Resolution #1: Other than making our fledgling company a success, and making more trouble in the tech industry, I’m going to make a personal resolution to make, build, mend and fix as many things as I possibly can in the next 12 months. I’m going to build games with my husband and kid: She’s already rolling and creating Dungeons & Dragons characters (she’s 4), so the next step is helping her to make some miniatures for painting. I’m going to build a greenhouse, mend all my buttons and broken things (or make art out of them) and fix the plumbing once and for all. Famous last words.
Resolution #2: I’m going to print something on our work Makerbot Replicator (1) at 80 microns. I’ve been told it can be done, with decent calibration, and so It Shall Be Done. Somehow.
Alice is CEO of MakieLab, a new toys-and-games company in London that this year produced MAKIES, the world’s first 3-D printed, poseable doll.
Resolution #1: Take time to work on my own projects, ranging from a dress I keep promising myself that I’ll finish, to a series of partially completed pop-up images. I think it’s important to show my daughters that I still make things for myself as well!
Resolution #2: Teach more. Recently, my four-year-old daughter and I taught a Squishy Circuits workshop at her school and I don’t know who had more fun: the kids in the workshop, my daughter “the teacher,” or me! One of the things that I find incredibly exciting about the maker movement is how many makers take the time to teach their skills to others. This can be by teaching a formal class somewhere, or by posting really great project instructions and answering questions about them. As someone who has benefited from the patience and wisdom of many formal and informal teachers, I hope to fully take advantages of opportunities I have to help others gain new skills.

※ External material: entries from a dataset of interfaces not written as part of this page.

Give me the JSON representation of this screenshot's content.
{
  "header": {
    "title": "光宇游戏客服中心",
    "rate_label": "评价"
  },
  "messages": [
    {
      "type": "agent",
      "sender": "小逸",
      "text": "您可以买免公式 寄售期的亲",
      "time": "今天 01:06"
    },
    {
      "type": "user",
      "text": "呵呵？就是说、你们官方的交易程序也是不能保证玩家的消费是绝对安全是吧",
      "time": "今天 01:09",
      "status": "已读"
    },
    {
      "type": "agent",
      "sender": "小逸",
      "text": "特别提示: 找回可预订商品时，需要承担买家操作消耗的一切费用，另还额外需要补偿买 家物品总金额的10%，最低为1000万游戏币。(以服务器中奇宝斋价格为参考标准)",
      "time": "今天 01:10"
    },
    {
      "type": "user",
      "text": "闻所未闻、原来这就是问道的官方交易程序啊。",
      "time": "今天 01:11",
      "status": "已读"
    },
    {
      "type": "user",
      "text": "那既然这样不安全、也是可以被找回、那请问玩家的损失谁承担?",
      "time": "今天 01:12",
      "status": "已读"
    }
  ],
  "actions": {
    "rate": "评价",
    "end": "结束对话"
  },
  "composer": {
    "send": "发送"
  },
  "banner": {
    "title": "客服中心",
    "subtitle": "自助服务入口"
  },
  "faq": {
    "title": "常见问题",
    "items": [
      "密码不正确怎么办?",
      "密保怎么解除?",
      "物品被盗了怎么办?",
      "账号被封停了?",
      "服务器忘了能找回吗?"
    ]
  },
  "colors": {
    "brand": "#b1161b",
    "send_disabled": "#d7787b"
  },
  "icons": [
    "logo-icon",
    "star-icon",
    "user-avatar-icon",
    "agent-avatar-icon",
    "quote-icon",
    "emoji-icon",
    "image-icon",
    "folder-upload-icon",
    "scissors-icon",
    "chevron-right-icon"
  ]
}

AnnMarie is the director of the Maker Education Initiative, and mom to two daughters.
– Tim Maly is fascinated by cyborgs, architects, and our weird future. Read more by Tim Maly Follow @doingitwrong on Twitter.